On Jan.31, 2008, a new regulation governing Internet broadcast of video and audio program services went into effect that significantly changed registration requirements and procedure. The Administrative Rules on Internet Video/Audio Program Services (“New Rules”) are jointly published by the State Administration of Radio, Film and Television (SARFT) and the Ministry of Information Industries (MII) of China.
Although in many ways, the New Rules do not differ from the existing Administrative Measures on Video/Audio Programs Broadcasted Via Internet and Other Information Networks, published by SARFT in 2004 (“2004 Measures”), the New Rules introduce changes that may affect existing privately owned Internet audio/video program service providers and allow minority participation of foreign investment.
The New Rules do not replace or invalidate the 2004 Measures. However, in case of any inconsistency between the provisions of the New Rules and those of the 2004 Measures or any other regulations promulgated prior to Jan. 31, 2008, the provisions of the New Rules will prevail.
Dual registration requirements
Like the 2004 Measures, the New Rules require an Internet video/audio program service provider to obtain an Information Network Broadcast Permit for Video/Audio Programs (“Permit”) from SARFT and set forth similar technical and professional requirements that Permit applicants must meet.
A significant registration change under the New Rules is that the provider must now also apply with MII for a permit to engage in telecommunication businesses and to complete all corresponding business registrations with the State Administration of Industry and Commerce. The New Rules, therefore, appear to be broader and more demanding than the 2004 Measures, since they are jointly published by SARFT and MII to address both the video/audio-content and broadcast side of the business as well as the Internet-access and value-added telecommunications side.

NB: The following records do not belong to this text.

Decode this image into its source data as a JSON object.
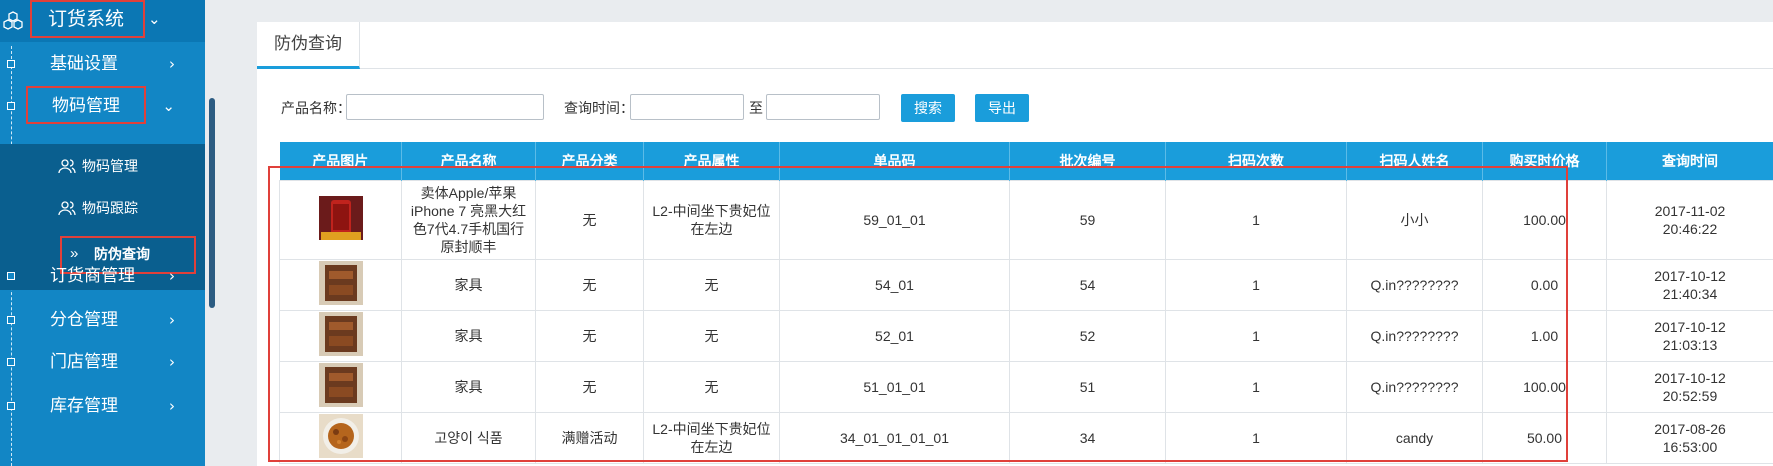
{
  "sidebar": {
    "title": "订货系统",
    "items": [
      {
        "label": "基础设置"
      },
      {
        "label": "物码管理"
      },
      {
        "label": "订货商管理"
      },
      {
        "label": "分仓管理"
      },
      {
        "label": "门店管理"
      },
      {
        "label": "库存管理"
      }
    ],
    "subitems": [
      {
        "label": "物码管理"
      },
      {
        "label": "物码跟踪"
      },
      {
        "label": "防伪查询"
      }
    ]
  },
  "tab": {
    "label": "防伪查询"
  },
  "filters": {
    "product_name_label": "产品名称：",
    "query_time_label": "查询时间：",
    "to_label": "至",
    "search_button": "搜索",
    "export_button": "导出",
    "product_name_value": "",
    "start_time_value": "",
    "end_time_value": ""
  },
  "table": {
    "headers": [
      "产品图片",
      "产品名称",
      "产品分类",
      "产品属性",
      "单品码",
      "批次编号",
      "扫码次数",
      "扫码人姓名",
      "购买时价格",
      "查询时间"
    ],
    "rows": [
      {
        "image": "red-iphone",
        "name": "卖体Apple/苹果 iPhone 7 亮黑大红色7代4.7手机国行原封顺丰",
        "category": "无",
        "attribute": "L2-中间坐下贵妃位在左边",
        "code": "59_01_01",
        "batch": "59",
        "scans": "1",
        "scanner": "小小",
        "price": "100.00",
        "time_date": "2017-11-02",
        "time_clock": "20:46:22"
      },
      {
        "image": "furniture",
        "name": "家具",
        "category": "无",
        "attribute": "无",
        "code": "54_01",
        "batch": "54",
        "scans": "1",
        "scanner": "Q.in????????",
        "price": "0.00",
        "time_date": "2017-10-12",
        "time_clock": "21:40:34"
      },
      {
        "image": "furniture",
        "name": "家具",
        "category": "无",
        "attribute": "无",
        "code": "52_01",
        "batch": "52",
        "scans": "1",
        "scanner": "Q.in????????",
        "price": "1.00",
        "time_date": "2017-10-12",
        "time_clock": "21:03:13"
      },
      {
        "image": "furniture",
        "name": "家具",
        "category": "无",
        "attribute": "无",
        "code": "51_01_01",
        "batch": "51",
        "scans": "1",
        "scanner": "Q.in????????",
        "price": "100.00",
        "time_date": "2017-10-12",
        "time_clock": "20:52:59"
      },
      {
        "image": "food",
        "name": "고양이 식품",
        "category": "满赠活动",
        "attribute": "L2-中间坐下贵妃位在左边",
        "code": "34_01_01_01_01",
        "batch": "34",
        "scans": "1",
        "scanner": "candy",
        "price": "50.00",
        "time_date": "2017-08-26",
        "time_clock": "16:53:00"
      }
    ]
  },
  "colors": {
    "accent": "#1a9ddb",
    "sidebar": "#1286c5",
    "highlight": "#e0403a"
  }
}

Ownership requirements and implications
The 2004 Measures explicitly preclude wholly foreign-owned enterprises and Sino-foreign cooperative or equity joint ventures from engaging in the business of broadcasting video/audio programs via information networks. However, the New Rules, which require Permit applicants to be “State-owned or State-controlled” service providers only, appear to allow participation of Sino-foreign joint venture Internet video/audio program service providers with a State-owned partner who either owns a majority share of its equity interests or controls its management.
Efforts to consult with SARFT for confirmation of this literal interpretation of the New Rules have so far been unsuccessful. Meanwhile, the New Rules have raised issues regarding existing Internet video/audio program service providers, most of which are privately owned enterprises operating without a Permit. Some of these businesses even contain elements of foreign ownership. Only a few existing service providers are State-owned and operating with a Permit.
Purportedly, a detailed rule for the implementation of the New Rule will come out soon, which will “grandfather in” Internet video/audio program service providers with a Permit who were already operating before Jan.31, 2008, by allowing them to continue operation within the remaining term of their Permit, even if they are not State-owned or State-controlled. These existing service providers are also allowed to renew their Permit upon expiration, but the renewal will likely be governed by the New Rules and their new requirement of State ownership.
Following are some major highlights of the New Rules:
- The New Rules cover the provision of video/audio program services to the public in China via wireless Internet and mobile devices.
- “Internet video/audio program service” is defined as a business that makes, edits or integrates video/audio programs for broadcast to the public via the Internet, and that uploads and broadcasts video/audio programs of others on the Internet.
- A Permit applicant must have no record of legal violations or non-compliance with laws for three years prior to the application date.
- Providers of news related, or TV talk show- and forum-type video/audio program services via the Internet must obtain additional and applicable permits from the State Administration of Industry and Commerce for news broadcast, Internet news publishing or making broadcast TV programs.
- Providers of Internet video/audio program services must display the Permit and filing number in a prominent place within the program.
- A business (and/or its investors and operators) that provide services in connection with Internet video/audio program-related fee collection, signal transmission, accommodation for server or other financial and technical services to another service provider without a Permit are subject to severe penalties and fines.
Content requirements and implications
The New Rules emphasize, among other things, encouragement of the development of video/audio programs that are “better suited for the consumption of a new generation.” It holds the investors and operators of Internet video/audio program services responsible for the content of their programs, and requires the programs to be kept on file in their entirety for at least 60 days after broadcast.
These positions seem to echo an official notice of MII issued a few weeks before the New Rules were enacted, strongly demanding a crackdown on “spooky ghost- and extraterrestrial-type” video/audio products. Unlike acceptable video/audio products that are based on traditional Chinese fairy tales such as “The Journey to the West” and “Bizarre Stories from a Lonely Studio (liao zhai shi yi),” or science fiction stories, such as “Harry Potter” and “Chang Jiang No. 7,” as explained by MII officials, the so-called spooky ghosts are found to lack healthy imagination, meaningful thoughts or moral principles, and to convey terror, cruelty and violence that endanger the mental development of minors.